Room 31

Anthony Van Dyck

Anthony van Dyck and his teacher Peter Paul Rubens were the two most distinguished Flemish painters of the 17th century. After enjoying great success as a portrait painter in London, Genoa and Antwerp, Van Dyck’s career reached its peak in 1632, when he returned to England to become court painter to King Charles l.

Van Dyck’s genius as a portraitist lay in his talent for capturing the aspirations of his sitters. Whether using a low viewpoint to make his subjects look taller, depicting them in rich settings and with elegant accessories, or endowing them with a confident gaze, Van Dyck excelled at portraying his patrons looking their best.

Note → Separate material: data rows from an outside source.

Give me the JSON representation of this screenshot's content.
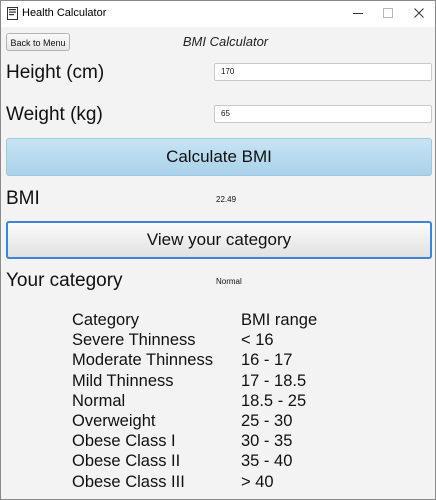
{
  "window": {
    "title": "Health Calculator",
    "icon": "app-document-icon",
    "controls": {
      "minimize": "minimize-icon",
      "maximize": "maximize-icon",
      "close": "close-icon"
    }
  },
  "header": {
    "back_label": "Back to Menu",
    "title": "BMI Calculator"
  },
  "form": {
    "height_label": "Height (cm)",
    "height_value": "170",
    "weight_label": "Weight (kg)",
    "weight_value": "65",
    "calculate_label": "Calculate BMI"
  },
  "result": {
    "bmi_label": "BMI",
    "bmi_value": "22.49",
    "view_label": "View your category",
    "category_label": "Your category",
    "category_value": "Normal"
  },
  "table": {
    "header": [
      "Category",
      "BMI range"
    ],
    "rows": [
      [
        "Severe Thinness",
        "< 16"
      ],
      [
        "Moderate Thinness",
        "16 - 17"
      ],
      [
        "Mild Thinness",
        "17 - 18.5"
      ],
      [
        "Normal",
        "18.5 - 25"
      ],
      [
        "Overweight",
        "25 - 30"
      ],
      [
        "Obese Class I",
        "30 - 35"
      ],
      [
        "Obese Class II",
        "35 - 40"
      ],
      [
        "Obese Class III",
        "> 40"
      ]
    ]
  },
  "colors": {
    "calculate_button": "#b3d9ee",
    "focus_border": "#3c84d8",
    "background": "#f3f3f3"
  }
}
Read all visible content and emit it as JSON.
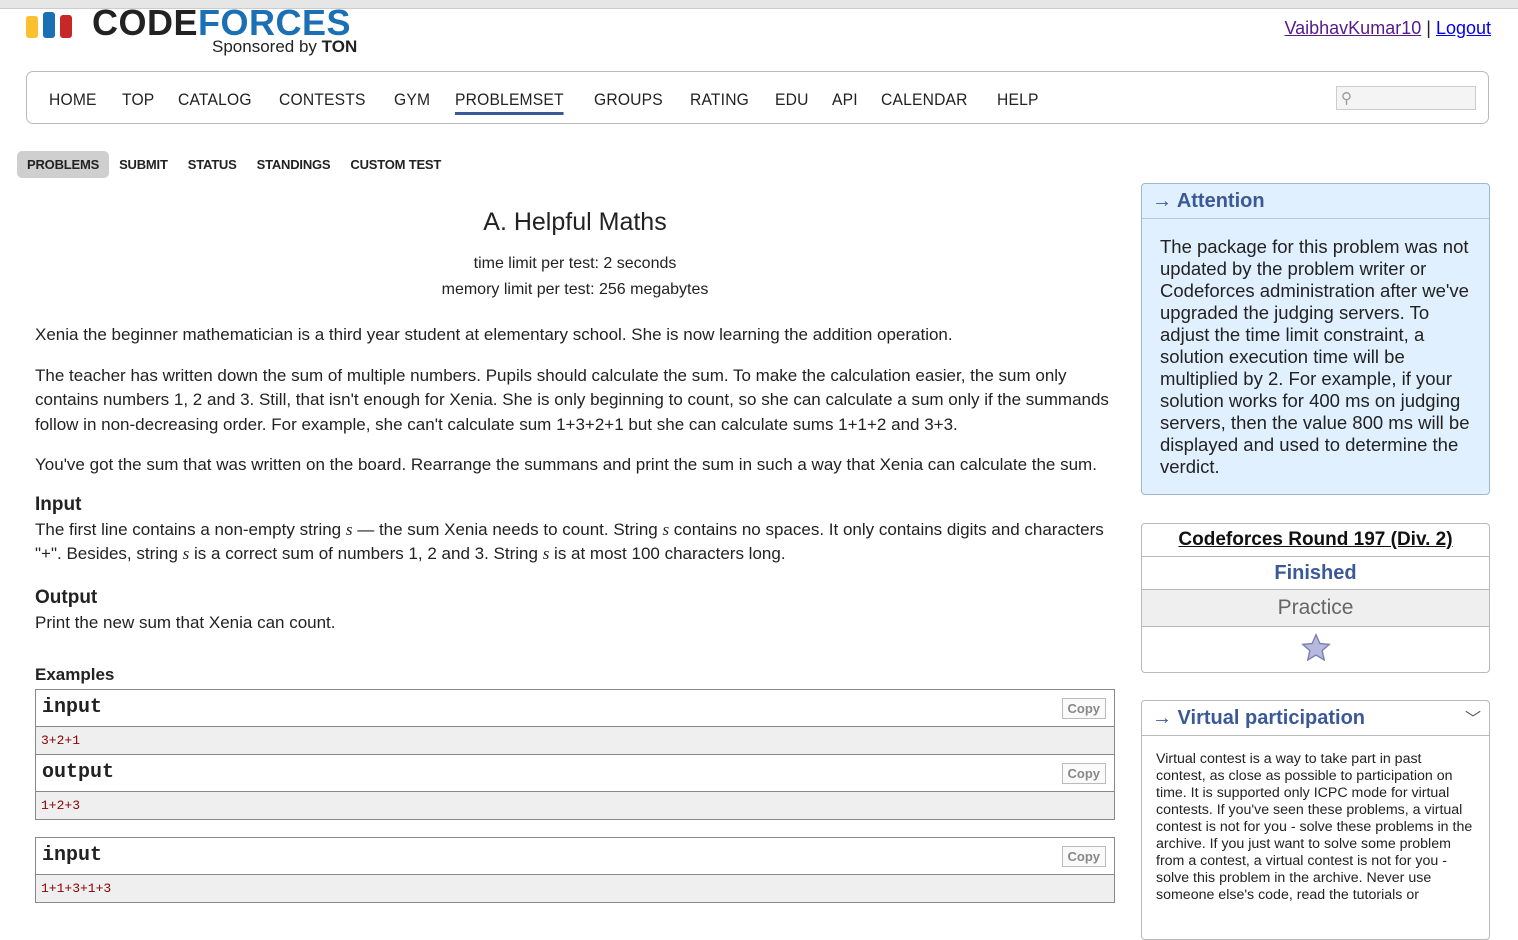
{
  "brand": {
    "logo_main": "CODE",
    "logo_accent": "FORCES",
    "sponsor_prefix": "Sponsored by",
    "sponsor_name": "TON",
    "colors": {
      "bar1": "#fbc02d",
      "bar2": "#1a6fb5",
      "bar3": "#c62828"
    }
  },
  "user": {
    "username": "VaibhavKumar10",
    "separator": "|",
    "logout": "Logout"
  },
  "main_menu": {
    "items": [
      "HOME",
      "TOP",
      "CATALOG",
      "CONTESTS",
      "GYM",
      "PROBLEMSET",
      "GROUPS",
      "RATING",
      "EDU",
      "API",
      "CALENDAR",
      "HELP"
    ],
    "active": "PROBLEMSET",
    "search_icon": "magnifier-icon"
  },
  "sub_menu": {
    "items": [
      "PROBLEMS",
      "SUBMIT",
      "STATUS",
      "STANDINGS",
      "CUSTOM TEST"
    ],
    "active": "PROBLEMS"
  },
  "problem": {
    "title": "A. Helpful Maths",
    "time_limit": "time limit per test: 2 seconds",
    "memory_limit": "memory limit per test: 256 megabytes",
    "statement": [
      "Xenia the beginner mathematician is a third year student at elementary school. She is now learning the addition operation.",
      "The teacher has written down the sum of multiple numbers. Pupils should calculate the sum. To make the calculation easier, the sum only contains numbers 1, 2 and 3. Still, that isn't enough for Xenia. She is only beginning to count, so she can calculate a sum only if the summands follow in non-decreasing order. For example, she can't calculate sum 1+3+2+1 but she can calculate sums 1+1+2 and 3+3.",
      "You've got the sum that was written on the board. Rearrange the summans and print the sum in such a way that Xenia can calculate the sum."
    ],
    "input_title": "Input",
    "input_parts": {
      "p1": "The first line contains a non-empty string ",
      "var": "s",
      "p2": " — the sum Xenia needs to count. String ",
      "p3": " contains no spaces. It only contains digits and characters \"+\". Besides, string ",
      "p4": " is a correct sum of numbers 1, 2 and 3. String ",
      "p5": " is at most 100 characters long."
    },
    "output_title": "Output",
    "output_text": "Print the new sum that Xenia can count.",
    "examples_title": "Examples",
    "copy_label": "Copy",
    "examples": [
      {
        "input_label": "input",
        "input": "3+2+1",
        "output_label": "output",
        "output": "1+2+3"
      },
      {
        "input_label": "input",
        "input": "1+1+3+1+3"
      }
    ]
  },
  "attention": {
    "title": "→ Attention",
    "text": "The package for this problem was not updated by the problem writer or Codeforces administration after we've upgraded the judging servers. To adjust the time limit constraint, a solution execution time will be multiplied by 2. For example, if your solution works for 400 ms on judging servers, then the value 800 ms will be displayed and used to determine the verdict."
  },
  "round": {
    "name": "Codeforces Round 197 (Div. 2)",
    "status": "Finished",
    "mode": "Practice",
    "favorite_icon": "star-icon"
  },
  "virtual": {
    "title": "→ Virtual participation",
    "text": "Virtual contest is a way to take part in past contest, as close as possible to participation on time. It is supported only ICPC mode for virtual contests. If you've seen these problems, a virtual contest is not for you - solve these problems in the archive. If you just want to solve some problem from a contest, a virtual contest is not for you - solve this problem in the archive. Never use someone else's code, read the tutorials or"
  }
}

Rubens’s teaching and the profound impact of Titian’s work encouraged Van Dyck to adopt a free and loose brushwork and use more vibrant colours.

Also on view in this room are Northern Mannerist paintings by Joachim Wtewael and Hendrik Goltzius. Inspired by art produced in Italy and Central Europe, Mannerist painters in the Netherlands depicted biblical and mythological subjects using dynamic compositions, virtuoso light effects, and idealised figures in contorted poses. Rubens also experimented with a Mannerist style early in his career.